**What the task asks:**
This exercise asks for every line of the material that includes the word "title".

*****

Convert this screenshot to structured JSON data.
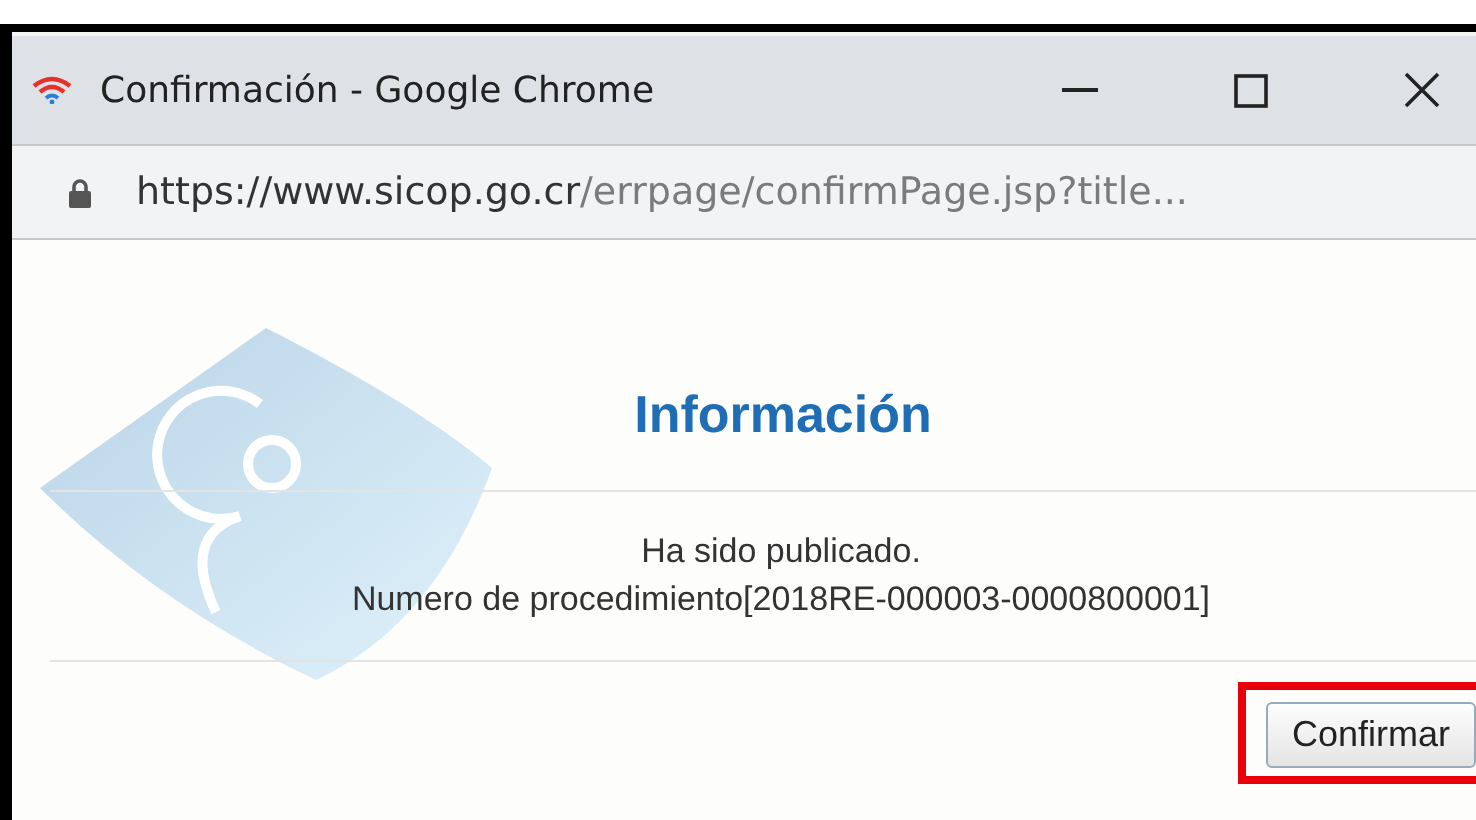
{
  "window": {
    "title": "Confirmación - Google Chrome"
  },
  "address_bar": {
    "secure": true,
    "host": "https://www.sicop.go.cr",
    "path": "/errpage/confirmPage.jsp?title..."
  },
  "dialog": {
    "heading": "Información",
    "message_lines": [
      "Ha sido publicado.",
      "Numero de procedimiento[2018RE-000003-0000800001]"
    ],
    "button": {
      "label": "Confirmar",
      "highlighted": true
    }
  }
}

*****

**Exercise result:**
    "title": "Confirmación - Google Chrome"
    "path": "/errpage/confirmPage.jsp?title..."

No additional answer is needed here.